§ **Task objective**:
Identify each line in the records below that contains the word "structured", and copy it.

§ **Supplied data**:
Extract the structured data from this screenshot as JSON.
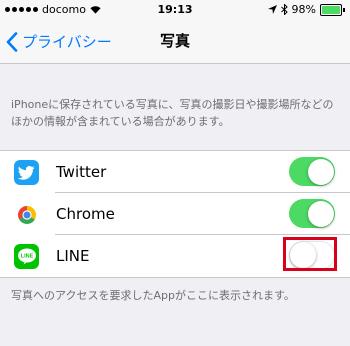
{
  "status_bar": {
    "carrier": "docomo",
    "time": "19:13",
    "battery": "98%",
    "battery_level": 0.98
  },
  "nav": {
    "back_label": "プライバシー",
    "title": "写真"
  },
  "description": "iPhoneに保存されている写真に、写真の撮影日や撮影場所などのほかの情報が含まれている場合があります。",
  "apps": [
    {
      "name": "Twitter",
      "enabled": true
    },
    {
      "name": "Chrome",
      "enabled": true
    },
    {
      "name": "LINE",
      "enabled": false,
      "icon_text": "LINE"
    }
  ],
  "footer": "写真へのアクセスを要求したAppがここに表示されます。",
  "colors": {
    "accent": "#007aff",
    "toggle_on": "#4cd964",
    "highlight": "#d9001b"
  }
}
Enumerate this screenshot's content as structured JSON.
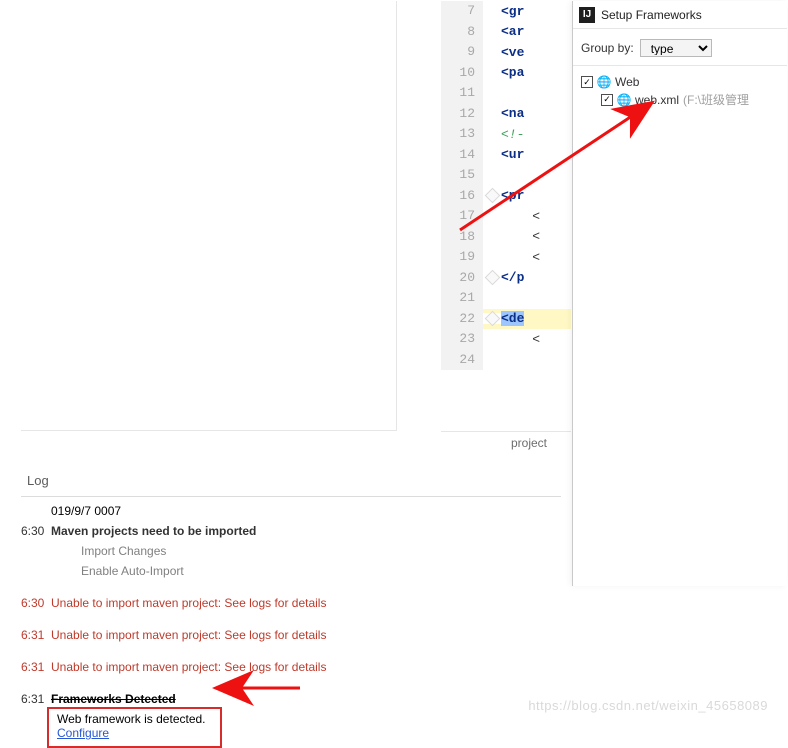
{
  "editor": {
    "lines": [
      {
        "n": 7,
        "fold": "",
        "seg": [
          {
            "cls": "tag",
            "t": "<gr"
          }
        ]
      },
      {
        "n": 8,
        "fold": "",
        "seg": [
          {
            "cls": "tag",
            "t": "<ar"
          }
        ]
      },
      {
        "n": 9,
        "fold": "",
        "seg": [
          {
            "cls": "tag",
            "t": "<ve"
          }
        ]
      },
      {
        "n": 10,
        "fold": "",
        "seg": [
          {
            "cls": "tag",
            "t": "<pa"
          }
        ]
      },
      {
        "n": 11,
        "fold": "",
        "seg": []
      },
      {
        "n": 12,
        "fold": "",
        "seg": [
          {
            "cls": "tag",
            "t": "<na"
          }
        ]
      },
      {
        "n": 13,
        "fold": "",
        "seg": [
          {
            "cls": "cmt",
            "t": "<!-"
          }
        ]
      },
      {
        "n": 14,
        "fold": "",
        "seg": [
          {
            "cls": "tag",
            "t": "<ur"
          }
        ]
      },
      {
        "n": 15,
        "fold": "",
        "seg": []
      },
      {
        "n": 16,
        "fold": "open",
        "seg": [
          {
            "cls": "tag",
            "t": "<pr"
          }
        ]
      },
      {
        "n": 17,
        "fold": "line",
        "seg": [
          {
            "cls": "",
            "t": "    <"
          }
        ]
      },
      {
        "n": 18,
        "fold": "line",
        "seg": [
          {
            "cls": "",
            "t": "    <"
          }
        ]
      },
      {
        "n": 19,
        "fold": "line",
        "seg": [
          {
            "cls": "",
            "t": "    <"
          }
        ]
      },
      {
        "n": 20,
        "fold": "close",
        "seg": [
          {
            "cls": "tag",
            "t": "</p"
          }
        ]
      },
      {
        "n": 21,
        "fold": "",
        "seg": []
      },
      {
        "n": 22,
        "fold": "open",
        "hl": true,
        "seg": [
          {
            "cls": "tag sel",
            "t": "<de"
          }
        ]
      },
      {
        "n": 23,
        "fold": "line",
        "seg": [
          {
            "cls": "",
            "t": "    <"
          }
        ]
      },
      {
        "n": 24,
        "fold": "",
        "seg": []
      }
    ],
    "breadcrumb": "project"
  },
  "log": {
    "title": "Log",
    "date": "019/9/7 0007",
    "entries": [
      {
        "time": "6:30",
        "msg": "Maven projects need to be imported",
        "type": "head"
      },
      {
        "time": "",
        "msg": "Import Changes",
        "type": "sub"
      },
      {
        "time": "",
        "msg": "Enable Auto-Import",
        "type": "sub"
      },
      {
        "time": "6:30",
        "msg": "Unable to import maven project: See logs for details",
        "type": "err"
      },
      {
        "time": "6:31",
        "msg": "Unable to import maven project: See logs for details",
        "type": "err"
      },
      {
        "time": "6:31",
        "msg": "Unable to import maven project: See logs for details",
        "type": "err"
      },
      {
        "time": "6:31",
        "msg": "Frameworks Detected",
        "type": "strike"
      }
    ],
    "notif": {
      "msg": "Web framework is detected.",
      "action": "Configure"
    }
  },
  "dialog": {
    "title": "Setup Frameworks",
    "group_label": "Group by:",
    "group_value": "type",
    "tree": {
      "root_label": "Web",
      "root_checked": true,
      "child_label": "web.xml",
      "child_path": "(F:\\班级管理",
      "child_checked": true
    }
  },
  "watermark": "https://blog.csdn.net/weixin_45658089"
}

§ **Written solution**:
Extract the structured data from this screenshot as JSON.
Enumerate this screenshot's content as structured JSON.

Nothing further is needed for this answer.